Candy, evangelism, Texas, ranch
Your mission, should you choose to accept it: Come up with an elevator pitch for a story encompassing those four words. Any genre or time period acceptable.
I look forward to seeing your suggestions in the comments.
I chose those four words because they were the four elements I wanted to include in my latest book proposal. (I won’t bother you with the reasons why). My chosen genre was historical romance. How did I get from those four words to a nine page book synopsis?
I start by asking questions.
• Who are my hero and heroine? What occupations might include candy, evangelism, or a ranch?
• What problems keep them apart? She is a missionary committed to service overseas. He’s a fisherman who once asked her to marry him.
• What problems might interfere with those occupations? The missionary has to stay at home because of family problems. The candy shop fails. Someone unused to a ranch has to learn how to ranch.
• When and where will this story take place? I’m a sucker for natural disasters. Dressed in Scarlet is set during Colorado’s worst blizzard; Beacon of Love takes place in a lighthouse during a hurricane; Bridge to Love examines the infamous Year of No Summer. So it’s no wonder that I was drawn to the Galveston hurricane of 1900.
Okay, with those questions I had enough for an elevator pitch. Next I started on structure: the inciting incident, one or two plot change points, and the black moment.
We’re told to start with action; what is more action-packed than a ship at sea during a hurricane—trying to pick up stranded fishermen? The black moment? Make something happen so that it appears the hero and heroine won’t achieve their hearts’ desire—then resolve it. For my couple, she’s afraid she can’t go back to the mission field, and he’s afraid she will.
In between, though, it gets tougher. One method makes things get progressively worse; the problems escalate. Another resolves the first problem but presents a second.

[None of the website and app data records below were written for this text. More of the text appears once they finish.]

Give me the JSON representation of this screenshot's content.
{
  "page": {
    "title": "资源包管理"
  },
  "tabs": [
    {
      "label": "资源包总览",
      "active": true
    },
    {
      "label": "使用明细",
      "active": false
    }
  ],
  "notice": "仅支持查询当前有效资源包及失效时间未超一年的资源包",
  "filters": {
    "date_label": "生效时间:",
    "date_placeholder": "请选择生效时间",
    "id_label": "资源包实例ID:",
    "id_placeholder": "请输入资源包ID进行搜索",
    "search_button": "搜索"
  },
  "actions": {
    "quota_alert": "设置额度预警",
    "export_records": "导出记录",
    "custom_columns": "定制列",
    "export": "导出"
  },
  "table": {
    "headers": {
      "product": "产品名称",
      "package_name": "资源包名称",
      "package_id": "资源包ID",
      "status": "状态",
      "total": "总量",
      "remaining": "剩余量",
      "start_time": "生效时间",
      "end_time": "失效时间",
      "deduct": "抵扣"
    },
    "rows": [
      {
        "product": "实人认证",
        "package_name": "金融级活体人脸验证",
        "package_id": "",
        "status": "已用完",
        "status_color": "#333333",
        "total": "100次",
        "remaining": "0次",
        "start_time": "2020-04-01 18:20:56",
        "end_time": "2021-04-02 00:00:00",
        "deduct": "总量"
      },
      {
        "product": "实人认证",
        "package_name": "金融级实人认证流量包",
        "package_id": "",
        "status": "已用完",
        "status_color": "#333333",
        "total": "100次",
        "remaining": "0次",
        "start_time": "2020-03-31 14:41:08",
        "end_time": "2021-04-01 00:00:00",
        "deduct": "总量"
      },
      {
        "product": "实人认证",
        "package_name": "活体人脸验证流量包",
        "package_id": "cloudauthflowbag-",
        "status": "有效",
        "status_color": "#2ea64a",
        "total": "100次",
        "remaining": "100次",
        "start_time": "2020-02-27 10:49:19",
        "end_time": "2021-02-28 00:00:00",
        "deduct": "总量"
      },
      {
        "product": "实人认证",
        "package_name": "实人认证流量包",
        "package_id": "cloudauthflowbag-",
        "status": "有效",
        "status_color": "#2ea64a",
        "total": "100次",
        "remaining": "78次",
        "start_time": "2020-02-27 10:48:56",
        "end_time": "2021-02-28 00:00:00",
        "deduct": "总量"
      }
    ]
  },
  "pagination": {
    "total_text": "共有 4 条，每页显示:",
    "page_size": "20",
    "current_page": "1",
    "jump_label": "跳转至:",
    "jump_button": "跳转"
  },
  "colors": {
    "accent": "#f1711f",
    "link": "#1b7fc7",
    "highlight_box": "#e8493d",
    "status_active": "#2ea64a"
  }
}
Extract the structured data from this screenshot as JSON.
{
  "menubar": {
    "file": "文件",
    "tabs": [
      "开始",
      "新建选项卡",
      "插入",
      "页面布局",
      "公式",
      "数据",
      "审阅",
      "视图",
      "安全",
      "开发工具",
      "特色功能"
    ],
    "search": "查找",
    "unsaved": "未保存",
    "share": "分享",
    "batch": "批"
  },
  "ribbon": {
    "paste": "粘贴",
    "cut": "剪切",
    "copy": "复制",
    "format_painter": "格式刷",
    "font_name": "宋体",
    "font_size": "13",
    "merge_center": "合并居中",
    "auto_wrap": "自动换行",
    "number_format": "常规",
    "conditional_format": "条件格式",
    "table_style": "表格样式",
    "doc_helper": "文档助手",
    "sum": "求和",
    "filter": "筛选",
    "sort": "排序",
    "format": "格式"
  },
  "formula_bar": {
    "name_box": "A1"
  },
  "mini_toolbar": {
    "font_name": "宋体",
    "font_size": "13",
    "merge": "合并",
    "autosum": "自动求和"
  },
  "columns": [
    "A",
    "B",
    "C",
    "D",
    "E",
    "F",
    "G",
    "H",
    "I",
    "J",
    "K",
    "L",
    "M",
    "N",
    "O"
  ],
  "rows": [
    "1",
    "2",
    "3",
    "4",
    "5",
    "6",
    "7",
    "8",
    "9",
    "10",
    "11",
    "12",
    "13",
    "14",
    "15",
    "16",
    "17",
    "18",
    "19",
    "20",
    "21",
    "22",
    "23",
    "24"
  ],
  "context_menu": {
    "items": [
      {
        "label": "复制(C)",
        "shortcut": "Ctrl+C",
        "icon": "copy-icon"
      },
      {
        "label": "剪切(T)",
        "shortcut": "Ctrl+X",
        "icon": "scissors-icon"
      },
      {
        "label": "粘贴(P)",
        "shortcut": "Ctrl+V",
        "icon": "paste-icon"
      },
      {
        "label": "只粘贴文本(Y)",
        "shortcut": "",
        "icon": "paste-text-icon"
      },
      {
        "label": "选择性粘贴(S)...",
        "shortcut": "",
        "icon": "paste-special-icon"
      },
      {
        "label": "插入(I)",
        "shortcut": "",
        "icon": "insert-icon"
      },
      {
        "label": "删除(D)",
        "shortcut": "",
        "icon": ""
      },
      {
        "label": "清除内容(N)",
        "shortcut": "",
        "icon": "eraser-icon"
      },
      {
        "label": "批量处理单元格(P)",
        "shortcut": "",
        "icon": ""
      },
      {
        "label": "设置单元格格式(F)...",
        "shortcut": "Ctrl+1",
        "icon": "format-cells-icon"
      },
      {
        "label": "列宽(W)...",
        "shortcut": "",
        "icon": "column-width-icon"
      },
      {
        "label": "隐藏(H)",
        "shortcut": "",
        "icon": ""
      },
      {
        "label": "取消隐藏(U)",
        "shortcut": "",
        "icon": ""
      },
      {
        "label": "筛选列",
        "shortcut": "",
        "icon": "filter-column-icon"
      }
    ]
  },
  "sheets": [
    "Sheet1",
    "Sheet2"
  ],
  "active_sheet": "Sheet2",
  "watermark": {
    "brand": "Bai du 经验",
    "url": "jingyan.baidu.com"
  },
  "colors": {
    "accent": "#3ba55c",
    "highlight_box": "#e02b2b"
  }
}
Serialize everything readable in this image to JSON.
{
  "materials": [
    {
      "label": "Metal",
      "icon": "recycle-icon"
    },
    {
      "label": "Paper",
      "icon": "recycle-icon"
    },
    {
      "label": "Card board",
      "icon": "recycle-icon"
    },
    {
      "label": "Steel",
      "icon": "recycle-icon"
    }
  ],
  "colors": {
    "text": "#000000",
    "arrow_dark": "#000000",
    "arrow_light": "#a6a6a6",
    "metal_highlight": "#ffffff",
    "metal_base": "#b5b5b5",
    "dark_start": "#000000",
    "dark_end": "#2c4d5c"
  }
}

I used the second method. So by now I have four plot pivots: opening chapter; two change points; and a black moment at the end.
So far I had a page at most. Not much.
Next, I let my mind wander freely. I list scenes and problems as they occur to me, in incomplete sentences, one or two lines each. I don’t enforce any order. Questions I ask myself include how do the hero and heroine get from point A to point B (how do they get from the hurricane-tossed ship to Galveston to evacuation?) Given what I know of my characters, how are they going to react to what’s happening? What problems might arise along each step of the way?
This netted me four-five pages of short ideas. I put them in order, write them into full sentences and paragraphs, add connecting threads and make sure I show emotions and romantic development ...
And I’ve got a nine page synopsis.
Please accept your mission. I look forward to reading your ideas.